What is expected:
Go through the entries, filter for the word "true", and copy every line that has it.

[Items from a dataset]
══════════════════════════════
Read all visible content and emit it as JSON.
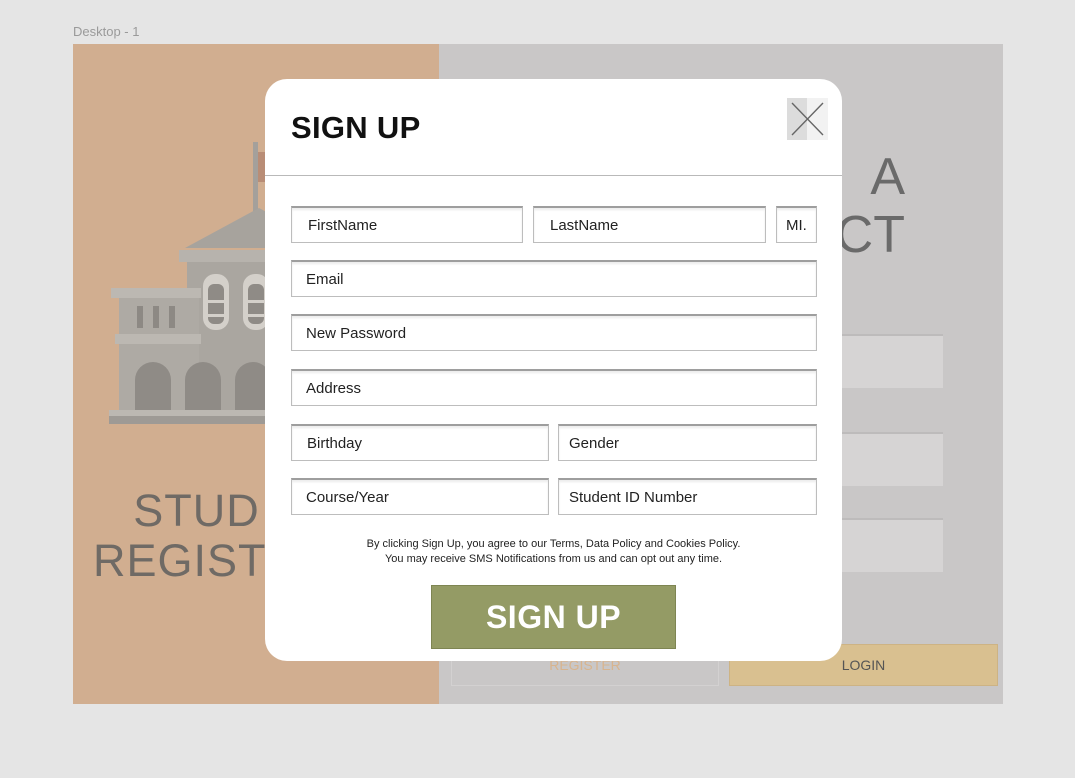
{
  "frame_label": "Desktop - 1",
  "background": {
    "title_line1": "STUD",
    "title_line2": "REGISTR",
    "heading_line1": "A",
    "heading_line2": "CT",
    "register_label": "REGISTER",
    "login_label": "LOGIN"
  },
  "modal": {
    "title": "SIGN UP",
    "close_icon": "close-icon",
    "fields": {
      "first_name": "FirstName",
      "last_name": "LastName",
      "middle_initial": "MI.",
      "email": "Email",
      "new_password": "New Password",
      "address": "Address",
      "birthday": "Birthday",
      "gender": "Gender",
      "course_year": "Course/Year",
      "student_id": "Student ID Number"
    },
    "terms_line1": "By clicking Sign Up, you agree to our Terms, Data Policy and Cookies Policy.",
    "terms_line2": "You may receive SMS Notifications from us and can opt out any time.",
    "submit_label": "SIGN UP"
  },
  "colors": {
    "left_panel": "#d1ae90",
    "right_panel": "#c9c7c7",
    "submit_button": "#949b65",
    "login_button": "#d9c090"
  }
}
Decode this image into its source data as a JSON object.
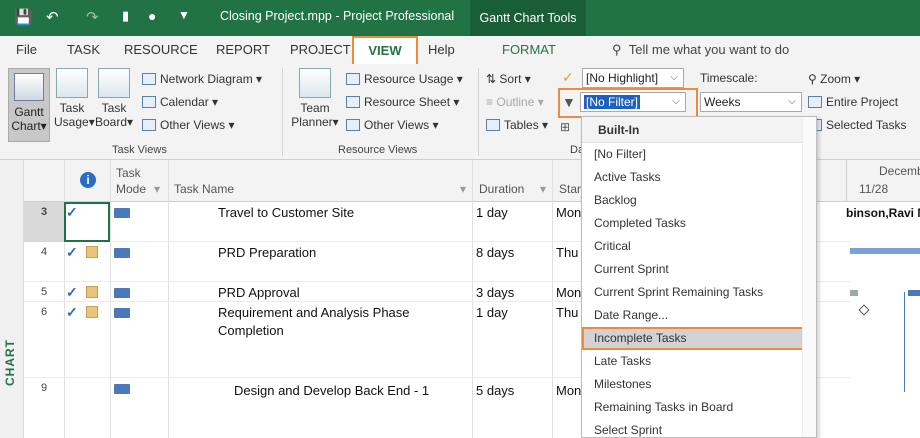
{
  "title_bar": {
    "document_title": "Closing Project.mpp  -  Project Professional",
    "context_tab": "Gantt Chart Tools",
    "save_icon": "save-icon",
    "undo_icon": "undo-icon",
    "redo_icon": "redo-icon",
    "colors": {
      "bar": "#217346",
      "context": "#1a5e38"
    }
  },
  "tabs": {
    "file": "File",
    "task": "TASK",
    "resource": "RESOURCE",
    "report": "REPORT",
    "project": "PROJECT",
    "view": "VIEW",
    "help": "Help",
    "format": "FORMAT",
    "tell_me": "Tell me what you want to do"
  },
  "ribbon": {
    "task_views": {
      "gantt_line1": "Gantt",
      "gantt_line2": "Chart",
      "task_usage_line1": "Task",
      "task_usage_line2": "Usage",
      "task_board_line1": "Task",
      "task_board_line2": "Board",
      "network_diagram": "Network Diagram",
      "calendar": "Calendar",
      "other_views": "Other Views",
      "label": "Task Views"
    },
    "resource_views": {
      "team_planner_line1": "Team",
      "team_planner_line2": "Planner",
      "resource_usage": "Resource Usage",
      "resource_sheet": "Resource Sheet",
      "other_views": "Other Views",
      "label": "Resource Views"
    },
    "data": {
      "sort": "Sort",
      "outline": "Outline",
      "tables": "Tables",
      "highlight": "[No Highlight]",
      "filter": "[No Filter]",
      "label": "Da"
    },
    "zoom": {
      "timescale_label": "Timescale:",
      "timescale_value": "Weeks",
      "zoom": "Zoom",
      "entire_project": "Entire Project",
      "selected_tasks": "Selected Tasks"
    }
  },
  "sheet": {
    "side_label": "CHART",
    "headers": {
      "task_mode_line1": "Task",
      "task_mode_line2": "Mode",
      "task_name": "Task Name",
      "duration": "Duration",
      "start": "Star"
    },
    "timeline": {
      "month": "Decemb",
      "day": "11/28",
      "resource_text": "binson,Ravi M,"
    },
    "rows": [
      {
        "id": "3",
        "name": "Travel to Customer Site",
        "duration": "1 day",
        "start": "Mon"
      },
      {
        "id": "4",
        "name": "PRD Preparation",
        "duration": "8 days",
        "start": "Thu"
      },
      {
        "id": "5",
        "name": "PRD Approval",
        "duration": "3 days",
        "start": "Mon"
      },
      {
        "id": "6",
        "name_line1": "Requirement and Analysis Phase",
        "name_line2": "Completion",
        "duration": "1 day",
        "start": "Thu"
      },
      {
        "id": "9",
        "name": "Design and Develop Back End - 1",
        "duration": "5 days",
        "start": "Mon"
      }
    ]
  },
  "filter_dropdown": {
    "header": "Built-In",
    "items": [
      "[No Filter]",
      "Active Tasks",
      "Backlog",
      "Completed Tasks",
      "Critical",
      "Current Sprint",
      "Current Sprint Remaining Tasks",
      "Date Range...",
      "Incomplete Tasks",
      "Late Tasks",
      "Milestones",
      "Remaining Tasks in Board",
      "Select Sprint"
    ],
    "highlighted_item": "Incomplete Tasks",
    "highlight_color": "#f08a3a"
  }
}
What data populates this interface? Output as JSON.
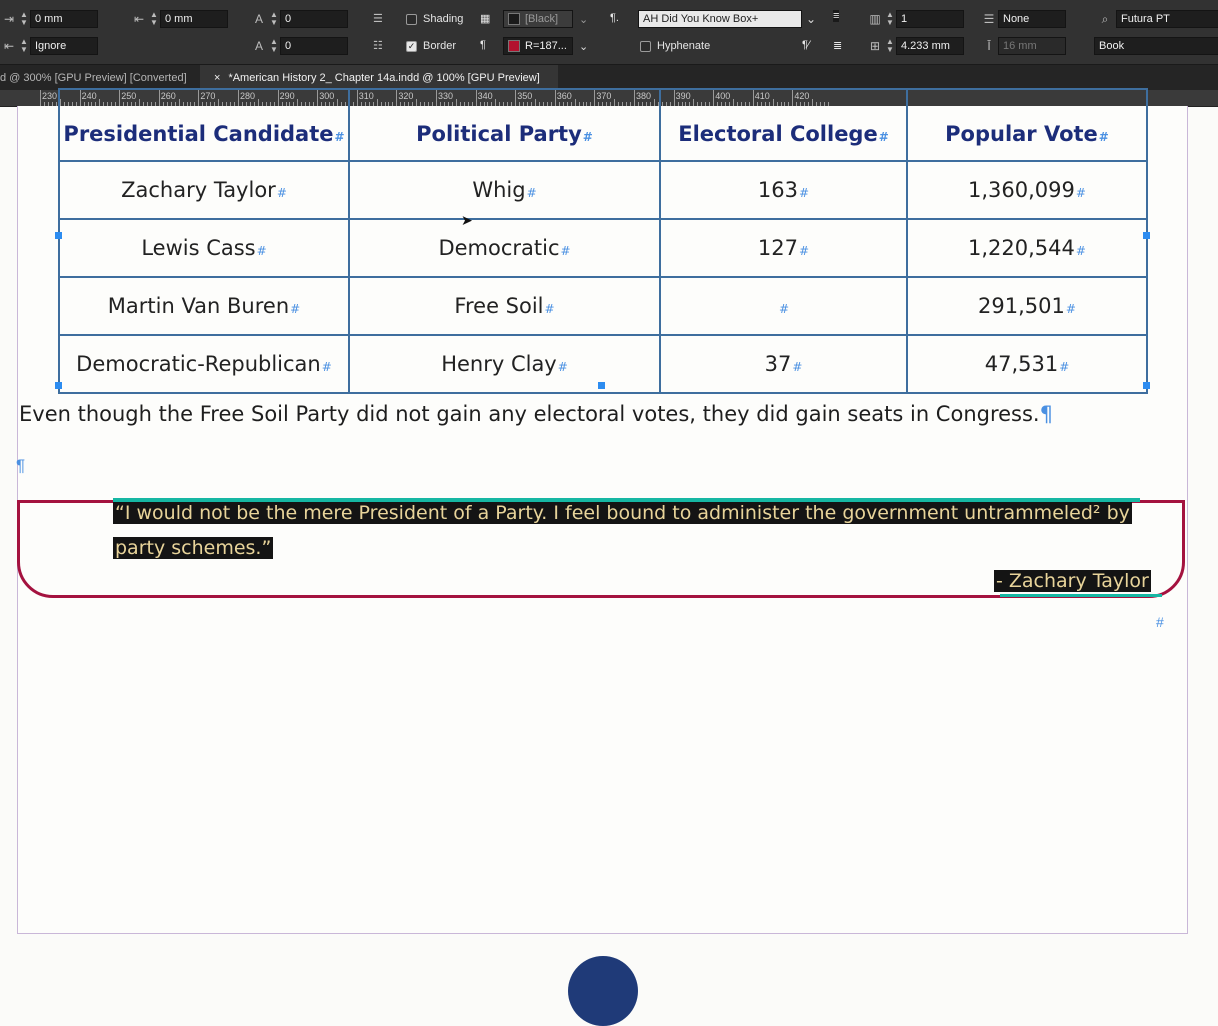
{
  "toolbar": {
    "row1": {
      "space_before": "0 mm",
      "space_after": "0 mm",
      "drop_cap_lines": "0",
      "shading_label": "Shading",
      "shading_color": "[Black]",
      "paragraph_style": "AH Did You Know Box+",
      "columns": "1",
      "span": "None",
      "font_family": "Futura PT"
    },
    "row2": {
      "align_to_grid": "Ignore",
      "drop_cap_chars": "0",
      "border_label": "Border",
      "border_color": "R=187...",
      "hyphenate_label": "Hyphenate",
      "gutter": "4.233 mm",
      "indent_right_last": "16 mm",
      "font_style": "Book"
    },
    "colors": {
      "shading_swatch": "#1a1a1a",
      "border_swatch": "#b3122e"
    }
  },
  "tabs": [
    {
      "label": "d @ 300% [GPU Preview] [Converted]",
      "active": false
    },
    {
      "label": "*American History 2_ Chapter 14a.indd @ 100% [GPU Preview]",
      "active": true,
      "close": "×"
    }
  ],
  "ruler": {
    "labels": [
      "230",
      "240",
      "250",
      "260",
      "270",
      "280",
      "290",
      "300",
      "310",
      "320",
      "330",
      "340",
      "350",
      "360",
      "370",
      "380",
      "390",
      "400",
      "410",
      "420"
    ]
  },
  "table": {
    "headers": [
      "Presidential Candidate",
      "Political Party",
      "Electoral College",
      "Popular Vote"
    ],
    "rows": [
      [
        "Zachary Taylor",
        "Whig",
        "163",
        "1,360,099"
      ],
      [
        "Lewis Cass",
        "Democratic",
        "127",
        "1,220,544"
      ],
      [
        "Martin Van Buren",
        "Free Soil",
        "",
        "291,501"
      ],
      [
        "Democratic-Republican",
        "Henry Clay",
        "37",
        "47,531"
      ]
    ],
    "cell_mark": "#"
  },
  "body": {
    "paragraph": "Even though the Free Soil Party did not gain any electoral votes, they did gain seats in Congress.",
    "pilcrow": "¶"
  },
  "quote": {
    "line1": "“I would not be the mere President of a Party. I feel bound to administer the government untrammeled² by",
    "line2": "party schemes.”",
    "attribution": "- Zachary Taylor",
    "frame_color": "#a4123f",
    "highlight_color": "#16b7a3"
  }
}
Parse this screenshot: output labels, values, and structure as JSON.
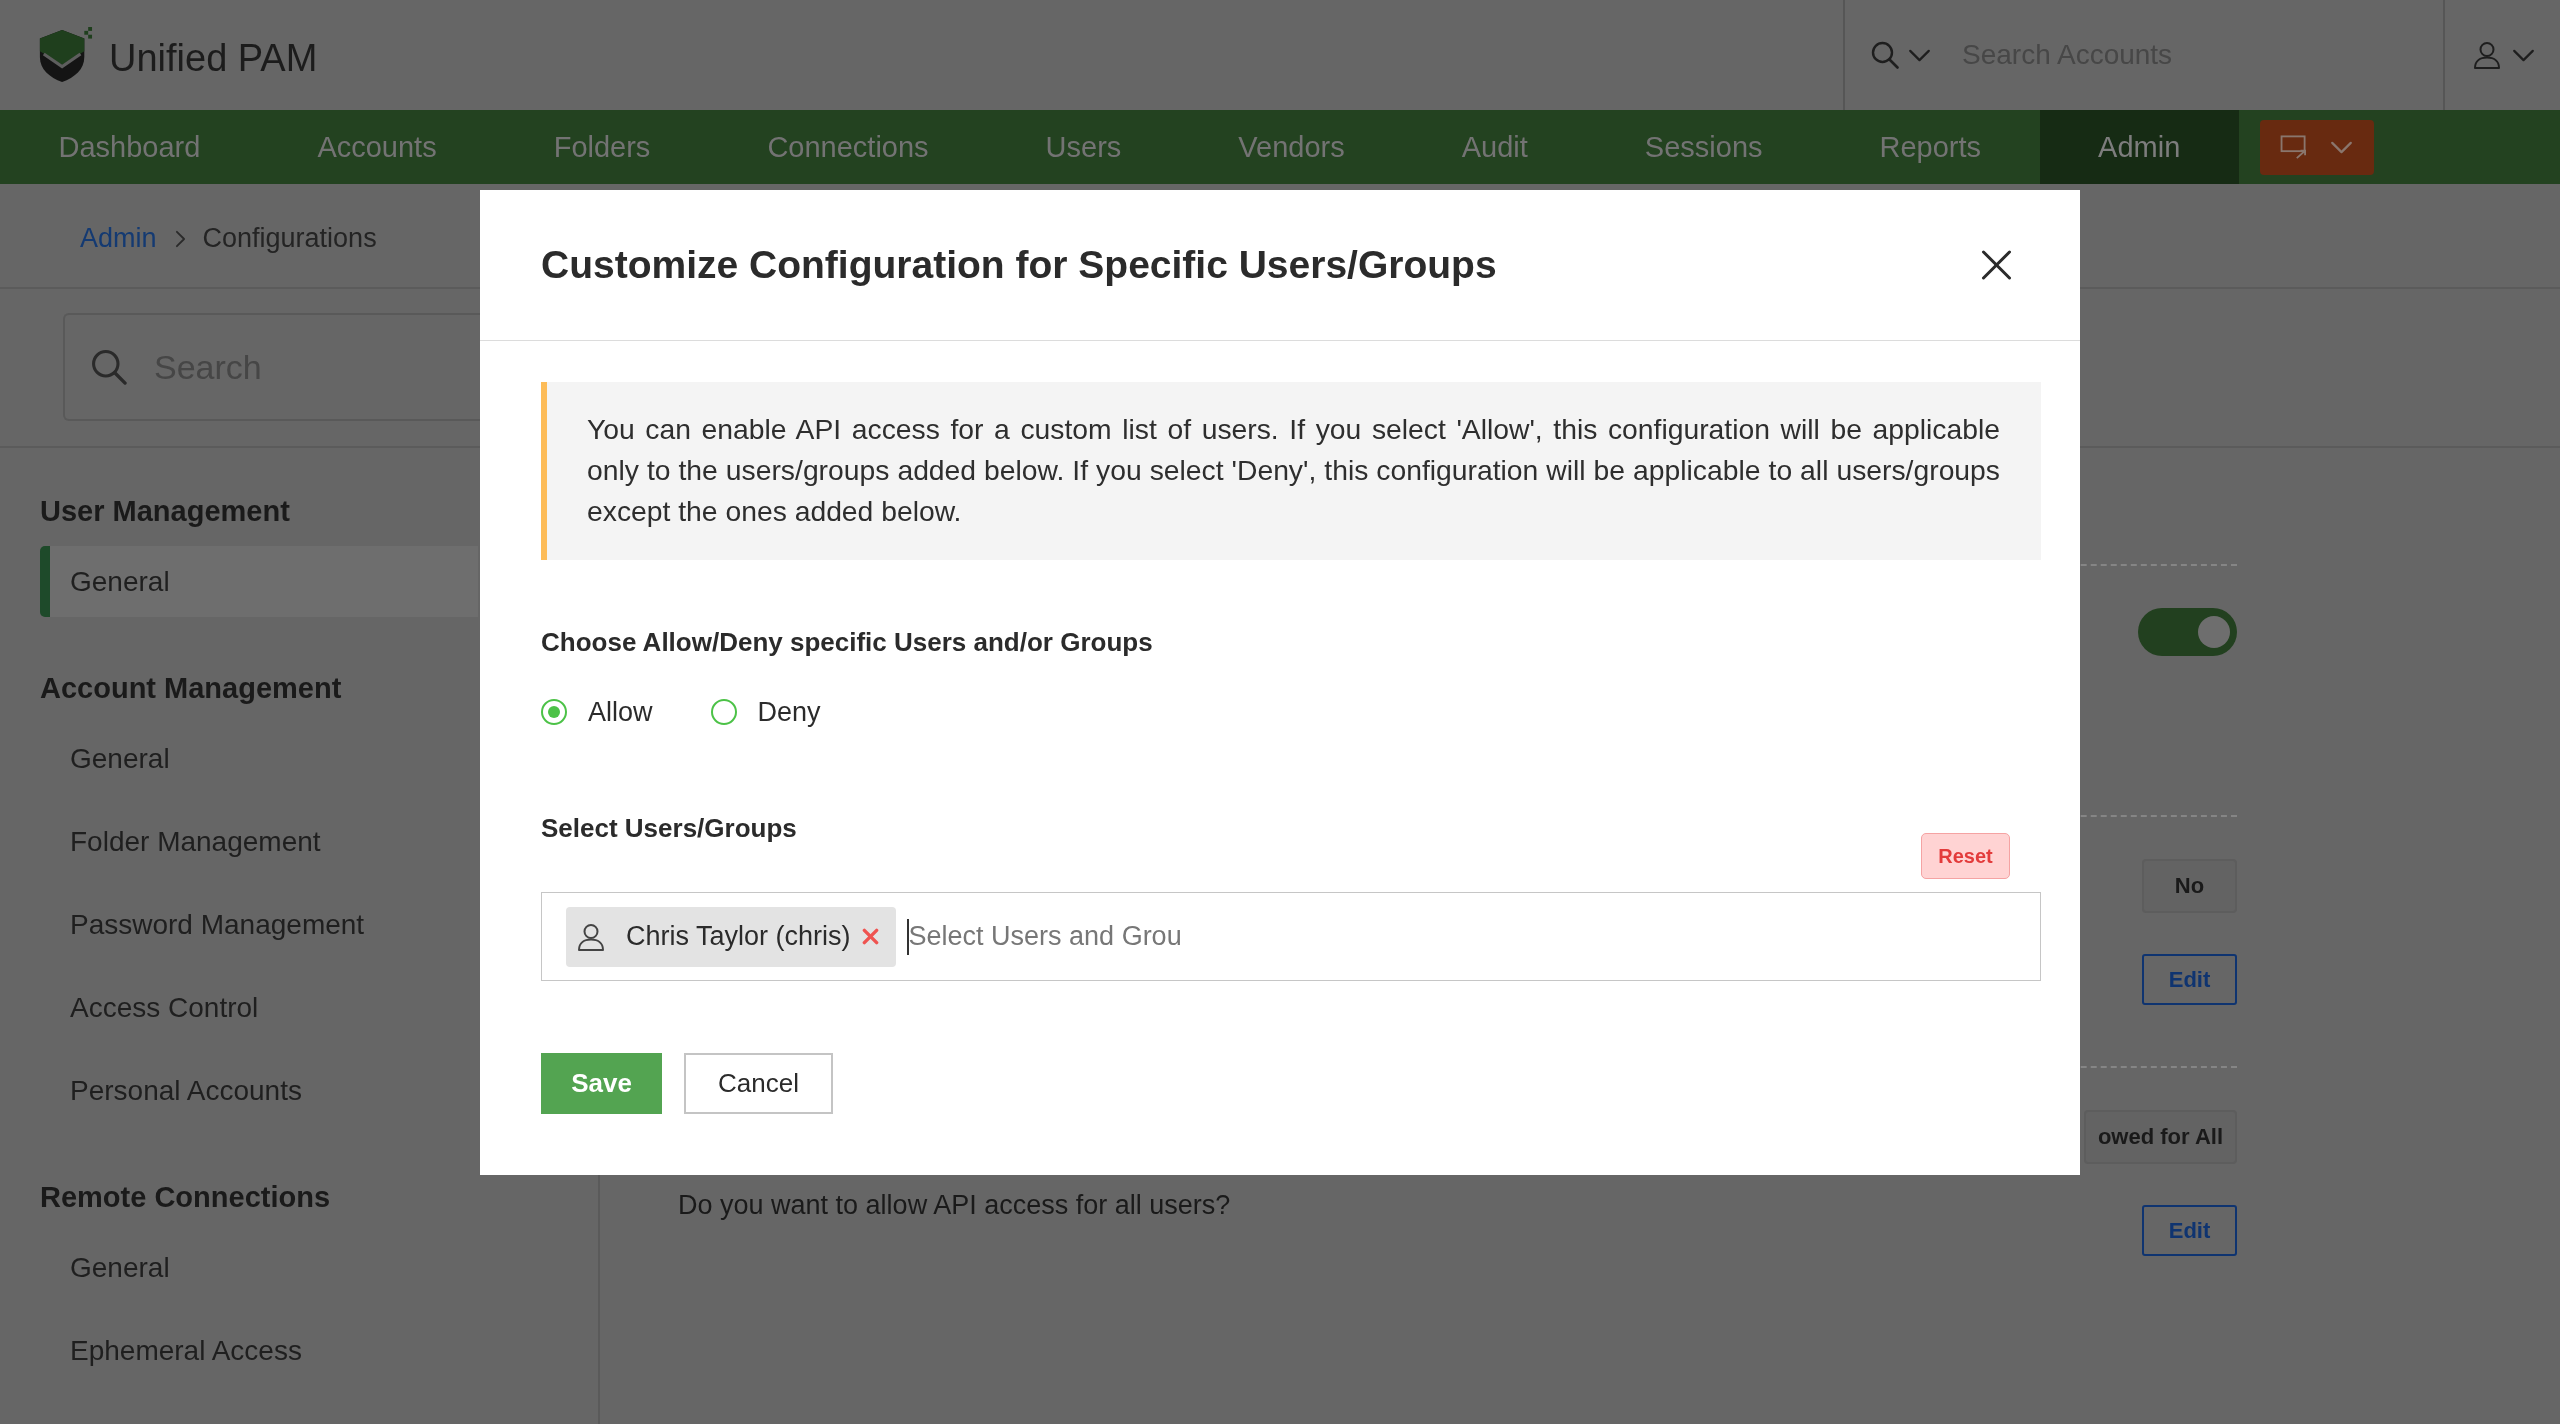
{
  "header": {
    "product_name": "Unified PAM",
    "search": {
      "placeholder": "Search Accounts"
    }
  },
  "nav": {
    "items": [
      {
        "label": "Dashboard",
        "selected": false
      },
      {
        "label": "Accounts",
        "selected": false
      },
      {
        "label": "Folders",
        "selected": false
      },
      {
        "label": "Connections",
        "selected": false
      },
      {
        "label": "Users",
        "selected": false
      },
      {
        "label": "Vendors",
        "selected": false
      },
      {
        "label": "Audit",
        "selected": false
      },
      {
        "label": "Sessions",
        "selected": false
      },
      {
        "label": "Reports",
        "selected": false
      },
      {
        "label": "Admin",
        "selected": true
      }
    ]
  },
  "breadcrumb": [
    {
      "label": "Admin",
      "kind": "link"
    },
    {
      "label": "Configurations",
      "kind": "current"
    }
  ],
  "sidebar": {
    "search": {
      "placeholder": "Search"
    },
    "sections": [
      {
        "title": "User Management",
        "items": [
          {
            "label": "General",
            "selected": true
          }
        ]
      },
      {
        "title": "Account Management",
        "items": [
          {
            "label": "General",
            "selected": false
          },
          {
            "label": "Folder Management",
            "selected": false
          },
          {
            "label": "Password Management",
            "selected": false
          },
          {
            "label": "Access Control",
            "selected": false
          },
          {
            "label": "Personal Accounts",
            "selected": false
          }
        ]
      },
      {
        "title": "Remote Connections",
        "items": [
          {
            "label": "General",
            "selected": false
          },
          {
            "label": "Ephemeral Access",
            "selected": false
          }
        ]
      }
    ]
  },
  "settings": [
    {
      "kind": "toggle",
      "on": true
    },
    {
      "kind": "value",
      "value": "No",
      "action": "Edit"
    },
    {
      "kind": "value",
      "value": "owed for All",
      "question": "Do you want to allow API access for all users?",
      "action": "Edit"
    }
  ],
  "dialog": {
    "title": "Customize Configuration for Specific Users/Groups",
    "notice": "You can enable API access for a custom list of users. If you select 'Allow', this configuration will be applicable only to the users/groups added below. If you select 'Deny', this configuration will be applicable to all users/groups except the ones added below.",
    "mode_label": "Choose Allow/Deny specific Users and/or Groups",
    "modes": [
      {
        "label": "Allow",
        "selected": true
      },
      {
        "label": "Deny",
        "selected": false
      }
    ],
    "picker_label": "Select Users/Groups",
    "reset_label": "Reset",
    "picker": {
      "selected": [
        {
          "label": "Chris Taylor (chris)"
        }
      ],
      "placeholder": "Select Users and Grou"
    },
    "buttons": [
      {
        "label": "Save",
        "kind": "save"
      },
      {
        "label": "Cancel",
        "kind": "cancel"
      }
    ]
  }
}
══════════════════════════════
Answer space:
      "active": true,
        "selected": true
            "selected": true
      "on": true
        "selected": true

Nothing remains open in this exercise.